Please report every line from the material that contains the word "headline".

== Segment start ==

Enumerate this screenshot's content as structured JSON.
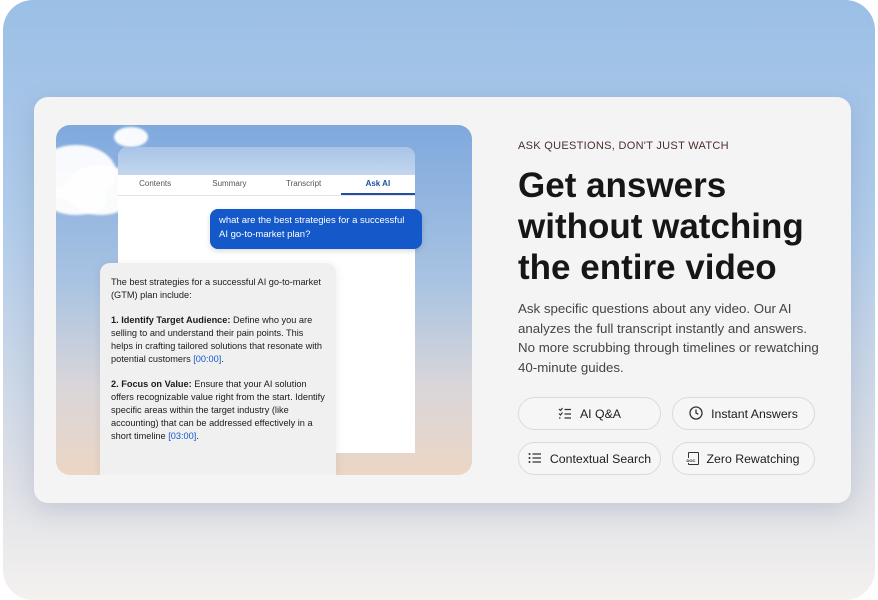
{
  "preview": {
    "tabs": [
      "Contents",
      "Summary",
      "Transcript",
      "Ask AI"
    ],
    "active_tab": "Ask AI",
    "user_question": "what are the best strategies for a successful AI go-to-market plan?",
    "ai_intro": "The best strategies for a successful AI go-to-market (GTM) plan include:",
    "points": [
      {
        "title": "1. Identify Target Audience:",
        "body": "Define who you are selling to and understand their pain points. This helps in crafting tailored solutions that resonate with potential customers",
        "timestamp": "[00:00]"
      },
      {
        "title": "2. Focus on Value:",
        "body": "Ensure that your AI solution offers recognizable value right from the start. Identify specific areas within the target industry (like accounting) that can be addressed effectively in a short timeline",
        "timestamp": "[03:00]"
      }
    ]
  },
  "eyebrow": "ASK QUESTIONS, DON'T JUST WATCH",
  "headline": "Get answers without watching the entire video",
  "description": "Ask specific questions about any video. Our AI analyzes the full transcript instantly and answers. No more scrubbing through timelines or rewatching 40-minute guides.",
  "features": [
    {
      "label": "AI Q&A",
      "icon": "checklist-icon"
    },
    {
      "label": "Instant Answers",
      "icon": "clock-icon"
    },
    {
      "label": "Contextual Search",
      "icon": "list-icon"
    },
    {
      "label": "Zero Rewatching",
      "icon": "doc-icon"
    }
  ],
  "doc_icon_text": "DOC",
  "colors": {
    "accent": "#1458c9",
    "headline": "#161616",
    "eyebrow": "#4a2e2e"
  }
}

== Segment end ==
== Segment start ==

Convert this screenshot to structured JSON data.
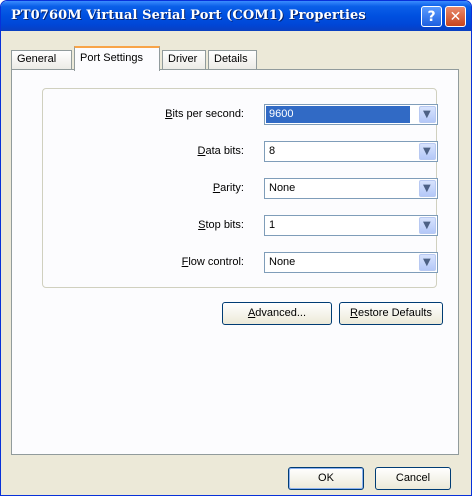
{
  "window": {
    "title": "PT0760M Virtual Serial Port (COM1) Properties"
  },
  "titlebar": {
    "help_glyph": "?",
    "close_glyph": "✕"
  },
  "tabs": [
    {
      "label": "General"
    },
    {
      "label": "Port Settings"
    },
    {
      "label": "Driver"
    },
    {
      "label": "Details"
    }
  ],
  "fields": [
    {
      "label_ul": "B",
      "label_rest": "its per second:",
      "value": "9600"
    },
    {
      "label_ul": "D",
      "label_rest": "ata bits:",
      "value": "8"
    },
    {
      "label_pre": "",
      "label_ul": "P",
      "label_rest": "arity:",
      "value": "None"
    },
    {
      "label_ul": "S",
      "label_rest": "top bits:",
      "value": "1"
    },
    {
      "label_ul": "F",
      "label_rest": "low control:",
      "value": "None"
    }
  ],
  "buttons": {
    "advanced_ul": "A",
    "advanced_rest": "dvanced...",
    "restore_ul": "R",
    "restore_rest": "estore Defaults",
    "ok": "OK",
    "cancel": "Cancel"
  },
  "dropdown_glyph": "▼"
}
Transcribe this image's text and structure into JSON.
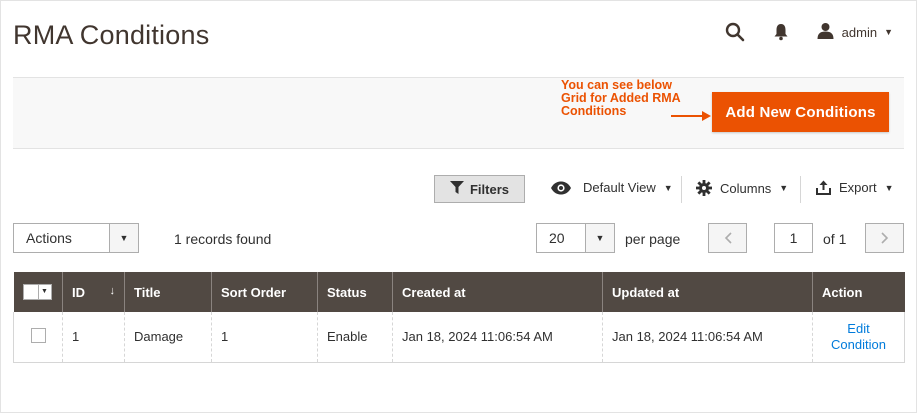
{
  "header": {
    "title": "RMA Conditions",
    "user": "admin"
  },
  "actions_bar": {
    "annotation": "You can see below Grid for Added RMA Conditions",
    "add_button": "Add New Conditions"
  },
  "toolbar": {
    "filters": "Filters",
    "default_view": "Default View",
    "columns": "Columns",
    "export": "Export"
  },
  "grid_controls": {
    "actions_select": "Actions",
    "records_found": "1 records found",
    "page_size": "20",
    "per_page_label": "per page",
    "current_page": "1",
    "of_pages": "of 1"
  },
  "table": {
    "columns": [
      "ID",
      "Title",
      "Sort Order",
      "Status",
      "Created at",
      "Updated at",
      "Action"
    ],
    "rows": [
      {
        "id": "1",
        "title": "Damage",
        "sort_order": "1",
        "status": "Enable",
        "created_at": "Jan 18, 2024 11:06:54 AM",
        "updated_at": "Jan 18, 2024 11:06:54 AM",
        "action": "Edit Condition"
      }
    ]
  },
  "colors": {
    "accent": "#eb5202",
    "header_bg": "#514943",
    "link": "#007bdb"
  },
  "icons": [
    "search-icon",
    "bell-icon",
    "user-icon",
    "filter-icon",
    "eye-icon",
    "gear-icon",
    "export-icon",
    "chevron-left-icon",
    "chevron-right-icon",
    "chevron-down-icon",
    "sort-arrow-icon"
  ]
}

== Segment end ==
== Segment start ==

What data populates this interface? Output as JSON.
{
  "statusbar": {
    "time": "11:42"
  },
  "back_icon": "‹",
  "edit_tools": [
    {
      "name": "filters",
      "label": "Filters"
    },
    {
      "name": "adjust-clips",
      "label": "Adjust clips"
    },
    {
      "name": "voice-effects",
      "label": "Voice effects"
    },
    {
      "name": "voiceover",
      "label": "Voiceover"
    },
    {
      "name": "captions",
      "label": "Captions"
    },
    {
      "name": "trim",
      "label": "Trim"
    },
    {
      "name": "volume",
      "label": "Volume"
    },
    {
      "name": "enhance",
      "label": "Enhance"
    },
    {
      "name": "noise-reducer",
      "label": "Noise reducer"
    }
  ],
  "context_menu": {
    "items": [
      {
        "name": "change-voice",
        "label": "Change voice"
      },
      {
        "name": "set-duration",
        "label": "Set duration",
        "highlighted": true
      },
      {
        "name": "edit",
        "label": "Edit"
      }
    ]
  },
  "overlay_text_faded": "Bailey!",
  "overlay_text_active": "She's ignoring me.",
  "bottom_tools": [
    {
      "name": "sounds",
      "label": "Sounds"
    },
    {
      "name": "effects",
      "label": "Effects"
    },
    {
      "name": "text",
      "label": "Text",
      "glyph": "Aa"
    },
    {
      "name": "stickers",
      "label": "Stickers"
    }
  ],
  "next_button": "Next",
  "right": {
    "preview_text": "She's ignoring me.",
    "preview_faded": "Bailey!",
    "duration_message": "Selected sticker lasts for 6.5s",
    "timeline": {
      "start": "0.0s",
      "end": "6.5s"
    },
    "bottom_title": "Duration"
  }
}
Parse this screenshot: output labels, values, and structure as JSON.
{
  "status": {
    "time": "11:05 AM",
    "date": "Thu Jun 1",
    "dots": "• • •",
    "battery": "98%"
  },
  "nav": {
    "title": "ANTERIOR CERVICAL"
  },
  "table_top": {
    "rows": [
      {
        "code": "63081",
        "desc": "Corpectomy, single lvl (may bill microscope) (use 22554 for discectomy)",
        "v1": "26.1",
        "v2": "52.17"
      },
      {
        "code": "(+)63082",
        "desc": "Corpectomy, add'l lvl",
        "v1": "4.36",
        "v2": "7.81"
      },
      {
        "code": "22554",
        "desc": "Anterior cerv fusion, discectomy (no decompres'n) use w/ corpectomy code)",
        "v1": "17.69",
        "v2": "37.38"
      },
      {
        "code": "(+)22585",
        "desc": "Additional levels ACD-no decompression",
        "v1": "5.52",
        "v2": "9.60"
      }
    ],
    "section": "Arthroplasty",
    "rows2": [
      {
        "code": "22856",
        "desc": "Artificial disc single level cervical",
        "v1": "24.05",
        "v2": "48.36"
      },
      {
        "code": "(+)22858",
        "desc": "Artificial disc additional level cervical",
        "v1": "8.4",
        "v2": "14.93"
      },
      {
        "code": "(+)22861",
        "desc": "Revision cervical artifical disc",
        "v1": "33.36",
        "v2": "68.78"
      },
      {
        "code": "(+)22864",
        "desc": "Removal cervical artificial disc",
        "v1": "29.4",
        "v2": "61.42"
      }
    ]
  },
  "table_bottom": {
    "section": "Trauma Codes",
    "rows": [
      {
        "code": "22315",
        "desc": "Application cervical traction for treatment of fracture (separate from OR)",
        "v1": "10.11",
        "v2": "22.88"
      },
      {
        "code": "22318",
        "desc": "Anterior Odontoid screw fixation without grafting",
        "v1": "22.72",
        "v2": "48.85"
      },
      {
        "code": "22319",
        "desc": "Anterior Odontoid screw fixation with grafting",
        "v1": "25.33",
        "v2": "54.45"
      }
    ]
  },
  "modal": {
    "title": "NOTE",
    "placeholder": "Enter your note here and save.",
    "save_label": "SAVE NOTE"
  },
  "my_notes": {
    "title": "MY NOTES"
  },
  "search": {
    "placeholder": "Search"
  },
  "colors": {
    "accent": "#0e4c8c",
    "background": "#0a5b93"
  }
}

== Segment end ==

Completed exercise —
  "headline": "Get answers without watching the entire video",
    "headline": "#161616",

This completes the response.